Jesus said a number of things that, at face value, lead us to believe that with faith we can do anything.
- “If you had faith even as small as a mustard seed, you could say to this mountain, ‘Move from here to there,’ and it would move. Nothing would be impossible” (Matthew 17:20)
- “What do you mean, ‘If I can’?” Jesus asked. “Anything is possible if a person believes” (Mark 9:23)
- “...you can pray for anything, and if you believe that you’ve received it, it will be yours” (Mark 11:24)
- “If you remain in me and my words remain in you, you may ask for anything you want, and it will be granted!” (John 15:7, 16; cf. 14:14)
The Apostles wrote something similar. John wrote “...we can come to God with bold confidence. And we will receive from him whatever we ask because we obey him and do the things that please him” (1 John 3:21–22). Paul declared, “For I can do everything through Christ, who gives me strength” (Philippians 4:13).
That all sounds great but there seems to be another side to this that suggests even with faith, we can’t do everything.
Jesus had perfect faith and in the Garden of Gethsemane asked His Father to remove the cup of suffering (Matthew 26:39). But He didn’t remove it. Jesus had to endure the agony that caused Him to cry out, “My God, my God, why have you abandoned me?” (Matthew 27:46).
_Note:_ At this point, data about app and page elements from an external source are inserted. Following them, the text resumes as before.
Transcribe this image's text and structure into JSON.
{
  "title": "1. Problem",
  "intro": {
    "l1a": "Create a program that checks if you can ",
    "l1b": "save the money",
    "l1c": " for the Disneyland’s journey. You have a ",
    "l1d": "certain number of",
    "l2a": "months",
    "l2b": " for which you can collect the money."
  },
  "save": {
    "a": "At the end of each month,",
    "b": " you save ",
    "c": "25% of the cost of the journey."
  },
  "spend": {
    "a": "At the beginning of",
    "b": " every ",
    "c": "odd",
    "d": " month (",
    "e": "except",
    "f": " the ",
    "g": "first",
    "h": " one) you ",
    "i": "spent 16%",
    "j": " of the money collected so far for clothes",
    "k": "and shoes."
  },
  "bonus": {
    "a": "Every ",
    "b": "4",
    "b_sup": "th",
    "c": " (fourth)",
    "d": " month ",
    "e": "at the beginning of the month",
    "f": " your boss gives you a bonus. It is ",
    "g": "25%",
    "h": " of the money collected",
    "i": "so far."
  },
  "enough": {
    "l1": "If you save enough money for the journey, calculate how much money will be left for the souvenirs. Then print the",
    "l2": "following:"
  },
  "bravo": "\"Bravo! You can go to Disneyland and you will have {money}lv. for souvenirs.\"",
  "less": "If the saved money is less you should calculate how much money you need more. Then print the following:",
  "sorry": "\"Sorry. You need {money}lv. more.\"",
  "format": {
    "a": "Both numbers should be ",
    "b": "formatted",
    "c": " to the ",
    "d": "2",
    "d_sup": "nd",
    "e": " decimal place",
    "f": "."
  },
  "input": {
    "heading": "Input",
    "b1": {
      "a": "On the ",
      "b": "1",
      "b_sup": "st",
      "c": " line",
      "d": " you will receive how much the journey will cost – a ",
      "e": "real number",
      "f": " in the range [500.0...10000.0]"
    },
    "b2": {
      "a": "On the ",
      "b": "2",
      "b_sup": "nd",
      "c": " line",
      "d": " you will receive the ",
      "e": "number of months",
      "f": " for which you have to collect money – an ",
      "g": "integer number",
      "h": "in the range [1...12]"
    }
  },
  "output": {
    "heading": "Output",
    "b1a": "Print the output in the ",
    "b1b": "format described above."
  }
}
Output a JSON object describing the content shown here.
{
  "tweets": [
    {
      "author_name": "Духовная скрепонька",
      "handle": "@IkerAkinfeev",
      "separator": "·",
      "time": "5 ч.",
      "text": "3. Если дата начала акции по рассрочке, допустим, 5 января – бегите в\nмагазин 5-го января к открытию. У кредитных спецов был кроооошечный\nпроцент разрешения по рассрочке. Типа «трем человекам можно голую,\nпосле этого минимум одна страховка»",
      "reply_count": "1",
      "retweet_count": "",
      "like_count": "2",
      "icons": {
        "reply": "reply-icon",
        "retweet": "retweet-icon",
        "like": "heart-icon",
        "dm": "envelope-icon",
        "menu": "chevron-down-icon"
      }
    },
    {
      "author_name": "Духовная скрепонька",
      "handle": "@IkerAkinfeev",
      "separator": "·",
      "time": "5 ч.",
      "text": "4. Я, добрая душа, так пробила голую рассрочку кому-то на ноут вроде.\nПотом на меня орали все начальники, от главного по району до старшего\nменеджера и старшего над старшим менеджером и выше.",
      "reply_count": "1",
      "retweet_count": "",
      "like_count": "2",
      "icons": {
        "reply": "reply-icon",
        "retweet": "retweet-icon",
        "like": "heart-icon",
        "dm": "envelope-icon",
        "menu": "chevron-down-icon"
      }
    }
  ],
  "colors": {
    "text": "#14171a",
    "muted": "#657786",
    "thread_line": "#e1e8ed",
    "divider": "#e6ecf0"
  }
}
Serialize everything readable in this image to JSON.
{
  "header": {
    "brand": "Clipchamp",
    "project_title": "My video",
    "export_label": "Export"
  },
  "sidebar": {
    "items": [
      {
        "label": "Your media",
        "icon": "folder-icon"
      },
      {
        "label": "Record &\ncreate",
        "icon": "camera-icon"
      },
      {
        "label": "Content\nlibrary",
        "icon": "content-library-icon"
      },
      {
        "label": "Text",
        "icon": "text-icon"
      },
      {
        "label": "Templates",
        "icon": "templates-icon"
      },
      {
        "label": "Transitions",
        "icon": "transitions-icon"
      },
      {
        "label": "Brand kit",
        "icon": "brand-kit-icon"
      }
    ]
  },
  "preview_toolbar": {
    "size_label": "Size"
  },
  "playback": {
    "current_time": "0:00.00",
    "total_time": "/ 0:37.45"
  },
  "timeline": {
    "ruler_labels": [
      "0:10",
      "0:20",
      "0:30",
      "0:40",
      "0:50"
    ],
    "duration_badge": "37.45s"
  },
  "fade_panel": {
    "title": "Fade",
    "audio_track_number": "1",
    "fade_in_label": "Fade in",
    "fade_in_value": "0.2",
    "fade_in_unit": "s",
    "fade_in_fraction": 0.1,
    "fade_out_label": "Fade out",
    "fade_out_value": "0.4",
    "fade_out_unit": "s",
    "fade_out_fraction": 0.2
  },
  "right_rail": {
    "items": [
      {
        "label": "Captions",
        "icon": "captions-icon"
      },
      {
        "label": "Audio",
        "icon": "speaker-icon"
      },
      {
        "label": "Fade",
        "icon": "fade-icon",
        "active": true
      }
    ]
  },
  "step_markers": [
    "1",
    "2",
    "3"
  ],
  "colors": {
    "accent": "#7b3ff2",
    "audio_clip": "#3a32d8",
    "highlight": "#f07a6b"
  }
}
Stephen was stoned to death, James was killed with a sword, and all of the Apostles endured persecution and imprisonment–things they undoubtedly would have avoided if they could have been delivered from them by their faith (cf. Hebrews 11:36–40).
Paul was a man of faith. He asked God to remove his thorn in the flesh, but the Lord gave him added grace instead of the deliverance he requested (2 Corinthians 12:1–10).
Another time, Paul suggested to Timothy that he drink some wine as medicine for his physical infirmities–something he would not have done if a simple request to God in faith for sound health would have brought healing (1 Timothy 5:23).
And although Paul expected that God would answer the prayers of His people and deliver him from prison, he expressed his confidence that even if he died it would be for God’s glory (Philippians 1:19–26).
So can I do anything by faith?
Our Lord’s promises in Matthew 17:20 and John 14:14 assure us that we can indeed do anything we want to do or receive anything we want to receive if it is in harmony with God’s sovereign will. Paul, who certainly had enough faith, asked God three times to remove his thorn in the flesh, but it was not God’s plan to do that. Instead, He gave him added grace to bear with the suffering because God wanted to accomplish something else (2 Corinthians 12:1–10).
Jesus’ prayer in the Garden of Gethsemane is instructive (Luke 22:42). He knew He was to go to the cross and be abandoned by the Father for the price of our sin because that was the revealed will of the Father. It was why He came to earth. And yet Jesus still asked for the cup to be removed, saying, “If you are willing.” That tells me it is OK to ask for things when we are uncertain whether it is in harmony with God’s will. That is provided, like Jesus, we are fully surrendered to God’s will and can say, “I want your will to be done, not mine.”
By faith we can do anything we want to do or receive anything we want to receive as long as it is in harmony with God’s revealed and sovereign will.
How do we know God’s will? He has revealed His will and what He desires of us in the Bible in the form of His commands and principles. But we never know God’s sovereign will until it happens.
What about things not revealed in the Bible? Whatever isn’t revealed in the Bible we may ask for in humble submission as long as it isn’t contrary to what He has already revealed in Scripture.
That means it’s OK to ask God for great things because He is all-powerful and may answer affirmatively. It also means we should attempt great things for God believing His power is available to those who trust Him.
And when faced with trials we have the right as His children to ask Him to deliver us from them. When He does, we should thank and praise Him. When He doesn’t, we should submit to His sovereign will, believe He is still good, wise, and loving, and trust Him to carry us through. From God, we can learn when I can or can’t do anything by faith.